The tournament MVP was Keshad Johnson, a transfer who last year led San Diego State to the Final Four. Johnson posted a double-double of 13 points and 10 rebounds. Talk about old school vs. new school: Who leaves a Final Four team?
Caleb Love, who helped North Carolina to the NCAA title game two years ago, was the leading scorer with 17. Love’s season, though, is one of redemption. After North Carolina failed to make the NCAA tournament in 2023, he was the fall guy for the team’s lack of chemistry and shot selection.
Who knew they’d be this good before two Final Four players transferred in?
Early in first half there were more players on the court from Mali than from the home states of their respective universities. The Mali imports were Michigan State’s Mady Sisoko of Bafoulabe, Mali, and Arizona’s Ormar Ballo of Koulikoro, Mali. During that stretch the Spartans’ Jaden Akins of Farmington, Michigan, was on the floor as a Michigander, but none of the three Wildcats from an Arizona high school got off the bench all afternoon.
Adkins was joined in the starting lined up by Carson Cooper of Jackson, Michigan, but what does that say about high school talent coming out of Michigan? The state has a long history of legends, yet the only other two players from Michigan high schools were walk-on players, Nick Sanders, son of Barry, from Detroit Country Day, and Steven Izzo, son of Tom, from Lansing Catholic.
The Spartans have only one transfer, guard Tyson Walker, but they haven’t used their familiarity to their advantage. Walker led the Spartans with 18 points, but he was 0-of-2 from the free throw line.
But new school basketball is a marathon. In the old days, basketball season didn’t begin until the first week of December. The Spartans are already 3-3.
“I know what we can be,” Izzo said.
The Palm Springs area was never known for a major sports event other than the PGA Tour event, The Bob Hope Desert Classic.” Pro tennis followed. Now the area boasts a one-year-old, 10,000-seat arena that is home to a minor-league hockey team. Michigan State-Arizona was the inaugural effort to develop a top-caliber holiday basketball tournament.
“It was a good game, a hell of a game for November,” Izzo said. “The intensity of the game in the second half … everybody got money’s worth. Hell of a tournament. It was put on well.”
There was one more old-school characteristic.
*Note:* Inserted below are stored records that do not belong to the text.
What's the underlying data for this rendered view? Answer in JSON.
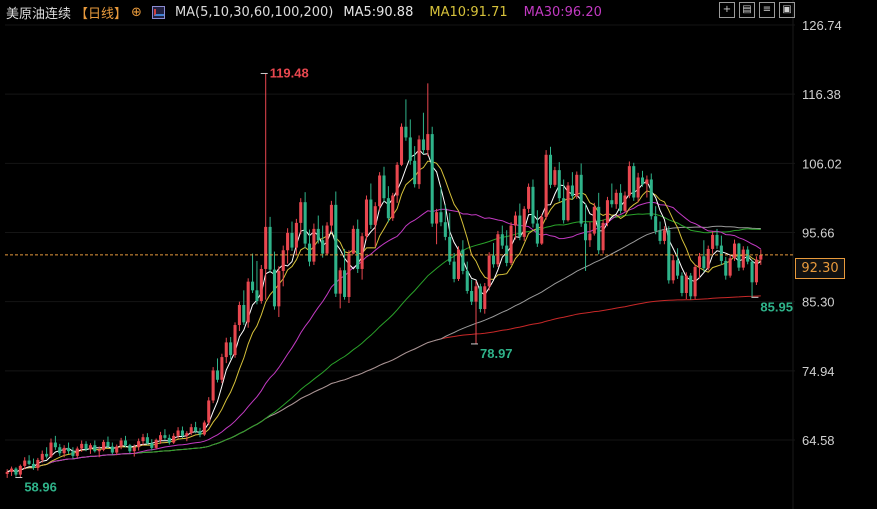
{
  "header": {
    "instrument": "美原油连续",
    "period": "【日线】",
    "indicator": "MA(5,10,30,60,100,200)",
    "ma5": "MA5:90.88",
    "ma10": "MA10:91.71",
    "ma30": "MA30:96.20"
  },
  "toolbar": [
    "+",
    "▤",
    "≡",
    "▣"
  ],
  "colors": {
    "up": "#e8474f",
    "down": "#2fb38a",
    "ma5": "#ffffff",
    "ma10": "#d6c13a",
    "ma30": "#c23ac2",
    "ma60": "#2aa32a",
    "ma100": "#9a9a9a",
    "ma200": "#c82828",
    "axis_text": "#d0d0d0",
    "current_price": "#e89a3c"
  },
  "current_price": {
    "value": 92.3,
    "label": "92.30"
  },
  "chart_data": {
    "type": "candlestick",
    "ylim": [
      56,
      127
    ],
    "y_ticks": [
      {
        "v": 126.74,
        "label": "126.74"
      },
      {
        "v": 116.38,
        "label": "116.38"
      },
      {
        "v": 106.02,
        "label": "106.02"
      },
      {
        "v": 95.66,
        "label": "95.66"
      },
      {
        "v": 85.3,
        "label": "85.30"
      },
      {
        "v": 74.94,
        "label": "74.94"
      },
      {
        "v": 64.58,
        "label": "64.58"
      }
    ],
    "annotations": [
      {
        "label": "119.48",
        "idx": 59,
        "v": 119.48,
        "color": "#e8474f",
        "pos": "above"
      },
      {
        "label": "78.97",
        "idx": 107,
        "v": 78.97,
        "color": "#2fb38a",
        "pos": "below"
      },
      {
        "label": "85.95",
        "idx": 171,
        "v": 85.95,
        "color": "#2fb38a",
        "pos": "below"
      },
      {
        "label": "58.96",
        "idx": 3,
        "v": 58.96,
        "color": "#2fb38a",
        "pos": "below"
      }
    ],
    "candles": [
      [
        59.5,
        60.2,
        58.9,
        59.8
      ],
      [
        59.8,
        60.6,
        59.2,
        60.3
      ],
      [
        60.3,
        60.5,
        59.1,
        59.4
      ],
      [
        59.4,
        60.9,
        58.96,
        60.7
      ],
      [
        60.7,
        62.0,
        60.2,
        61.5
      ],
      [
        61.5,
        62.3,
        60.8,
        61.0
      ],
      [
        61.0,
        61.8,
        60.1,
        60.4
      ],
      [
        60.4,
        61.9,
        60.0,
        61.6
      ],
      [
        61.6,
        63.0,
        61.2,
        62.5
      ],
      [
        62.5,
        63.5,
        61.8,
        62.1
      ],
      [
        62.1,
        64.8,
        61.9,
        64.2
      ],
      [
        64.2,
        65.2,
        63.1,
        63.5
      ],
      [
        63.5,
        64.0,
        62.2,
        62.6
      ],
      [
        62.6,
        63.8,
        62.0,
        63.4
      ],
      [
        63.4,
        64.2,
        62.5,
        62.9
      ],
      [
        62.9,
        63.5,
        61.8,
        62.2
      ],
      [
        62.2,
        63.6,
        61.9,
        63.3
      ],
      [
        63.3,
        64.5,
        62.8,
        64.0
      ],
      [
        64.0,
        64.4,
        62.9,
        63.2
      ],
      [
        63.2,
        64.1,
        62.5,
        63.8
      ],
      [
        63.8,
        64.5,
        62.7,
        62.9
      ],
      [
        62.9,
        63.6,
        62.0,
        63.1
      ],
      [
        63.1,
        64.6,
        62.9,
        64.3
      ],
      [
        64.3,
        65.1,
        63.4,
        63.6
      ],
      [
        63.6,
        64.2,
        62.4,
        62.7
      ],
      [
        62.7,
        63.9,
        62.3,
        63.6
      ],
      [
        63.6,
        64.9,
        63.2,
        64.5
      ],
      [
        64.5,
        65.2,
        63.5,
        63.8
      ],
      [
        63.8,
        64.0,
        62.6,
        62.9
      ],
      [
        62.9,
        63.9,
        62.1,
        63.5
      ],
      [
        63.5,
        64.8,
        63.0,
        64.4
      ],
      [
        64.4,
        65.5,
        63.8,
        65.0
      ],
      [
        65.0,
        65.6,
        63.9,
        64.1
      ],
      [
        64.1,
        64.7,
        63.0,
        63.4
      ],
      [
        63.4,
        64.8,
        63.2,
        64.6
      ],
      [
        64.6,
        65.8,
        64.0,
        65.3
      ],
      [
        65.3,
        66.2,
        64.6,
        64.9
      ],
      [
        64.9,
        65.4,
        63.9,
        64.2
      ],
      [
        64.2,
        65.6,
        64.0,
        65.2
      ],
      [
        65.2,
        66.5,
        64.8,
        66.0
      ],
      [
        66.0,
        66.6,
        64.9,
        65.2
      ],
      [
        65.2,
        65.9,
        64.4,
        65.6
      ],
      [
        65.6,
        67.0,
        65.3,
        66.5
      ],
      [
        66.5,
        67.3,
        65.6,
        65.9
      ],
      [
        65.9,
        66.4,
        65.0,
        65.4
      ],
      [
        65.4,
        67.5,
        65.2,
        67.2
      ],
      [
        67.2,
        71.0,
        66.8,
        70.5
      ],
      [
        70.5,
        75.5,
        70.1,
        75.0
      ],
      [
        75.0,
        76.8,
        73.2,
        73.6
      ],
      [
        73.6,
        77.5,
        73.1,
        77.0
      ],
      [
        77.0,
        79.9,
        76.1,
        79.2
      ],
      [
        79.2,
        80.0,
        76.7,
        77.3
      ],
      [
        77.3,
        82.2,
        76.9,
        81.8
      ],
      [
        81.8,
        85.3,
        80.9,
        84.8
      ],
      [
        84.8,
        87.0,
        81.8,
        82.2
      ],
      [
        82.2,
        88.8,
        81.4,
        88.3
      ],
      [
        88.3,
        92.5,
        86.6,
        87.0
      ],
      [
        87.0,
        91.4,
        84.9,
        85.4
      ],
      [
        85.4,
        90.8,
        85.0,
        90.2
      ],
      [
        90.2,
        119.48,
        85.6,
        96.5
      ],
      [
        96.5,
        98.0,
        89.6,
        90.1
      ],
      [
        90.1,
        92.8,
        84.1,
        84.6
      ],
      [
        84.6,
        90.6,
        83.0,
        89.9
      ],
      [
        89.9,
        93.7,
        87.6,
        93.0
      ],
      [
        93.0,
        96.3,
        91.0,
        95.6
      ],
      [
        95.6,
        97.3,
        92.9,
        93.4
      ],
      [
        93.4,
        97.7,
        92.3,
        97.1
      ],
      [
        97.1,
        100.8,
        95.4,
        100.2
      ],
      [
        100.2,
        101.7,
        93.3,
        94.0
      ],
      [
        94.0,
        96.1,
        90.6,
        91.3
      ],
      [
        91.3,
        97.0,
        90.8,
        96.2
      ],
      [
        96.2,
        98.2,
        94.0,
        94.5
      ],
      [
        94.5,
        96.7,
        91.9,
        92.5
      ],
      [
        92.5,
        97.2,
        92.3,
        96.7
      ],
      [
        96.7,
        100.4,
        95.7,
        99.8
      ],
      [
        99.8,
        101.8,
        86.0,
        86.5
      ],
      [
        86.5,
        90.4,
        84.3,
        90.0
      ],
      [
        90.0,
        93.2,
        85.6,
        86.0
      ],
      [
        86.0,
        93.0,
        85.1,
        92.5
      ],
      [
        92.5,
        96.7,
        92.4,
        96.2
      ],
      [
        96.2,
        97.6,
        89.6,
        90.2
      ],
      [
        90.2,
        95.6,
        88.6,
        95.1
      ],
      [
        95.1,
        101.2,
        94.5,
        100.6
      ],
      [
        100.6,
        103.0,
        96.2,
        96.8
      ],
      [
        96.8,
        100.2,
        93.5,
        99.6
      ],
      [
        99.6,
        104.7,
        98.9,
        104.2
      ],
      [
        104.2,
        105.5,
        100.2,
        100.8
      ],
      [
        100.8,
        102.6,
        97.2,
        97.8
      ],
      [
        97.8,
        101.6,
        97.4,
        101.2
      ],
      [
        101.2,
        106.2,
        100.1,
        105.8
      ],
      [
        105.8,
        112.0,
        105.6,
        111.5
      ],
      [
        111.5,
        115.6,
        109.4,
        109.9
      ],
      [
        109.9,
        112.6,
        105.8,
        106.4
      ],
      [
        106.4,
        108.6,
        102.4,
        102.9
      ],
      [
        102.9,
        110.2,
        102.2,
        109.6
      ],
      [
        109.6,
        113.6,
        107.4,
        108.0
      ],
      [
        108.0,
        118.0,
        107.1,
        110.4
      ],
      [
        110.4,
        111.5,
        96.5,
        97.0
      ],
      [
        97.0,
        99.2,
        93.9,
        98.7
      ],
      [
        98.7,
        102.5,
        96.6,
        97.2
      ],
      [
        97.2,
        99.8,
        94.5,
        95.0
      ],
      [
        95.0,
        98.6,
        90.8,
        91.3
      ],
      [
        91.3,
        92.6,
        88.2,
        88.7
      ],
      [
        88.7,
        93.6,
        88.4,
        93.1
      ],
      [
        93.1,
        94.5,
        89.4,
        89.9
      ],
      [
        89.9,
        91.3,
        86.5,
        86.9
      ],
      [
        86.9,
        88.6,
        84.8,
        85.3
      ],
      [
        85.3,
        88.4,
        78.97,
        87.6
      ],
      [
        87.6,
        88.0,
        83.7,
        84.2
      ],
      [
        84.2,
        88.1,
        83.5,
        87.6
      ],
      [
        87.6,
        92.7,
        87.0,
        92.2
      ],
      [
        92.2,
        94.1,
        90.4,
        90.9
      ],
      [
        90.9,
        95.9,
        90.5,
        95.4
      ],
      [
        95.4,
        96.7,
        93.2,
        93.7
      ],
      [
        93.7,
        96.0,
        90.6,
        91.1
      ],
      [
        91.1,
        97.2,
        90.8,
        96.7
      ],
      [
        96.7,
        98.8,
        94.6,
        98.2
      ],
      [
        98.2,
        100.0,
        94.5,
        95.0
      ],
      [
        95.0,
        99.6,
        94.4,
        99.2
      ],
      [
        99.2,
        103.0,
        98.6,
        102.5
      ],
      [
        102.5,
        103.6,
        96.4,
        97.0
      ],
      [
        97.0,
        99.0,
        93.5,
        94.0
      ],
      [
        94.0,
        98.4,
        93.8,
        98.0
      ],
      [
        98.0,
        108.0,
        97.6,
        107.3
      ],
      [
        107.3,
        108.5,
        102.3,
        102.8
      ],
      [
        102.8,
        105.5,
        102.5,
        105.0
      ],
      [
        105.0,
        106.2,
        100.3,
        100.8
      ],
      [
        100.8,
        103.6,
        97.0,
        97.5
      ],
      [
        97.5,
        103.2,
        97.3,
        102.7
      ],
      [
        102.7,
        104.7,
        100.6,
        101.1
      ],
      [
        101.1,
        104.8,
        100.7,
        104.3
      ],
      [
        104.3,
        106.0,
        96.5,
        97.0
      ],
      [
        97.0,
        100.0,
        89.9,
        94.5
      ],
      [
        94.5,
        97.2,
        93.5,
        95.5
      ],
      [
        95.5,
        100.1,
        95.2,
        99.5
      ],
      [
        99.5,
        101.6,
        92.4,
        93.0
      ],
      [
        93.0,
        97.6,
        92.5,
        97.1
      ],
      [
        97.1,
        101.0,
        96.6,
        100.5
      ],
      [
        100.5,
        103.0,
        99.4,
        99.9
      ],
      [
        99.9,
        102.1,
        99.2,
        101.6
      ],
      [
        101.6,
        102.9,
        98.5,
        98.9
      ],
      [
        98.9,
        101.8,
        98.7,
        101.2
      ],
      [
        101.2,
        106.3,
        100.8,
        105.6
      ],
      [
        105.6,
        106.1,
        100.4,
        100.9
      ],
      [
        100.9,
        104.6,
        100.2,
        103.9
      ],
      [
        103.9,
        104.9,
        102.5,
        102.9
      ],
      [
        102.9,
        104.2,
        100.9,
        103.6
      ],
      [
        103.6,
        104.5,
        97.6,
        98.1
      ],
      [
        98.1,
        99.6,
        95.4,
        95.9
      ],
      [
        95.9,
        97.3,
        93.9,
        94.4
      ],
      [
        94.4,
        96.6,
        93.9,
        96.0
      ],
      [
        96.0,
        96.6,
        88.0,
        88.5
      ],
      [
        88.5,
        92.3,
        88.0,
        91.5
      ],
      [
        91.5,
        93.3,
        88.7,
        89.2
      ],
      [
        89.2,
        89.7,
        86.1,
        86.6
      ],
      [
        86.6,
        89.7,
        85.7,
        89.2
      ],
      [
        89.2,
        89.6,
        85.6,
        86.1
      ],
      [
        86.1,
        90.9,
        85.7,
        90.5
      ],
      [
        90.5,
        92.6,
        88.8,
        92.1
      ],
      [
        92.1,
        94.5,
        89.8,
        90.3
      ],
      [
        90.3,
        93.7,
        90.0,
        93.2
      ],
      [
        93.2,
        95.8,
        92.5,
        95.3
      ],
      [
        95.3,
        96.2,
        93.2,
        93.7
      ],
      [
        93.7,
        95.2,
        90.8,
        91.4
      ],
      [
        91.4,
        92.0,
        88.6,
        89.2
      ],
      [
        89.2,
        92.3,
        88.9,
        91.8
      ],
      [
        91.8,
        94.6,
        91.4,
        94.0
      ],
      [
        94.0,
        94.1,
        89.9,
        90.4
      ],
      [
        90.4,
        93.6,
        90.0,
        93.1
      ],
      [
        93.1,
        93.6,
        90.9,
        91.3
      ],
      [
        91.3,
        91.6,
        85.95,
        88.2
      ],
      [
        88.2,
        92.1,
        87.8,
        91.6
      ],
      [
        91.6,
        93.1,
        90.8,
        92.3
      ]
    ]
  }
}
At one point trying to answer why the team has been so up and down, Izzo said, “That’s a good question to ask the players.”
Michigan State still has an open locker room in an era of closed locker rooms. Walker, Hoggard, Akins and others were still available for questions. No ducking into the trainer’s room.
Izzo says that’s the way his mentor, Jud Heathcote, ran the Spartans, and he has continued to do so. The old-school thread is loose until it hitting open shots pulls it tighter.
Below are links to click on to purchase my books.
My books tell the true story of college football integration in the 1960s and address the myths and fiction that allowed a false narrative surrounding the 1970 USC-Alabama game to usurp the credit. As I said when I spoke at the National Sports Media Association book festival, no two books provide an accurate portrayal more than RAYE OF LIGHT and THE RIGHT THING TO DO.
I’ll put my facts up against anybody, anytime, anywhere.
Click here for my story on the 1962 Rose Bowl and Segregation awarded first place by the Football Writers Association of America. I tell untold stories on Michigan State’s leading role and the true pioneers of college football integration. Click here to read the summary as a first-place story.
Visit my website homepage, TomShanahan.Report
Click here to purchase The Right Thing To Do
THE RIGHT THING TO DO
The True Pioneers of College Football Integration in the 1960s
Foreword by Ruffin McNeill
Click here to purchase Raye of Light.
RAYE OF LIGHT
Jimmy Raye, Duffy Daugherty, the 1ntegration of College Football and the 1965-66 Michigan State Spartans
Foreword by Tony Dungy
Click here to purchase my children’s book, Bubba’s Dad, Duffy and College Football’s Underground Railroad
The book for now is only a Kindle version on Amazon. Print and audio platforms available soon.
Coming soon for Christmas, my next children’s book: How Duffy Put Hawaii on the Football Map